Most of Amsterdam’s world-renowned canals are flanked on either side by over 2,500 houseboats. Discover why some of the city’s inhabitants prefer to live on these barges.
This unique accommodation became popular after World War II due to the lack of undamaged houses in Amsterdam. Moreover, the Dutch fleet was modernized, and hundreds of canal cargo ships were renovated and transformed into accommodation.
In the first decades, the barges were lived in by hippies until they became popular throughout the population.
How much is a houseboat?
The prices of the barges are less expensive than a traditional house but are more expensive to maintain. Every three or four years, the owners must inspect their boathouses in the nearest shipyard, which normally takes up to one week.
Apart from the maintenance expenses, the owners must also pay a parking permit, taxes and an insurance that is often more expensive than a normal house.
No more permits released
Nowadays, the canals are completely collapsed, and no more parking permits are released. The only option available is to buy a boathouse that already has a “ligplaats” (a space rented on the canal).
If you’ve never been in a houseboat before and are curious to see how they are, you can visit the Houseboat Museum, a barge transformed into a house until 1997.

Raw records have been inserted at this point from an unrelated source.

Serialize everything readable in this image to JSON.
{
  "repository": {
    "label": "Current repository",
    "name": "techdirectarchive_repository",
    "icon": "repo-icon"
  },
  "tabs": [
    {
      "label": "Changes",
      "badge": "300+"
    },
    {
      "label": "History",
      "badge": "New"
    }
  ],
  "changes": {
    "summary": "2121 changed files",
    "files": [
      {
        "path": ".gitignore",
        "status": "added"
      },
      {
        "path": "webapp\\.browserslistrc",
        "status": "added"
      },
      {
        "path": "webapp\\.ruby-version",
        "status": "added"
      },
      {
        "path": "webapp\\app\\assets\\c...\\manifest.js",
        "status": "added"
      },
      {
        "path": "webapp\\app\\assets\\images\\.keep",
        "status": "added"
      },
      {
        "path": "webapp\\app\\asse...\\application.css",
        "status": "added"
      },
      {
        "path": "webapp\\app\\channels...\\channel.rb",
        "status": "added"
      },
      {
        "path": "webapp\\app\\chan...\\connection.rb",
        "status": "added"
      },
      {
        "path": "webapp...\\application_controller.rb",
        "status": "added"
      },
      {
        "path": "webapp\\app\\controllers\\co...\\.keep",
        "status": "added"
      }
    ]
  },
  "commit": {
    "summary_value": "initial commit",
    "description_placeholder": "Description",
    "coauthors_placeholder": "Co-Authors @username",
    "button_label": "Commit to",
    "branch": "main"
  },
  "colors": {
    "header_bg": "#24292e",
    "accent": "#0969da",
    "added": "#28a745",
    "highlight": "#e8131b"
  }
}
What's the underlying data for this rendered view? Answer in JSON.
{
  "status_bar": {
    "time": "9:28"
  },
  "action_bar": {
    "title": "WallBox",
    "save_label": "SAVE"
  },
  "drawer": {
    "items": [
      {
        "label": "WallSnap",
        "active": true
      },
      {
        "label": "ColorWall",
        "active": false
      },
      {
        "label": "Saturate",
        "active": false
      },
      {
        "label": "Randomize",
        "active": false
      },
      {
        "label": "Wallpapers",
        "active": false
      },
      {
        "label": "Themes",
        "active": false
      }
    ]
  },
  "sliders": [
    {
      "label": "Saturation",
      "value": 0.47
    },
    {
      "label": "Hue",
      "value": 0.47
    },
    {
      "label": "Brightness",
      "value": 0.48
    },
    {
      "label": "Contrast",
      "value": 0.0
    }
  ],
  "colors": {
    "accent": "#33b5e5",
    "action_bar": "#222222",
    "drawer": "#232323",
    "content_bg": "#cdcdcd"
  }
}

Wander around its large living room, discover its small kitchen or check out the tiny beds where the owners once slept on. At the entrance of the museum, you can pick up a brochure in English that explains the history of these houseboats in Amsterdam.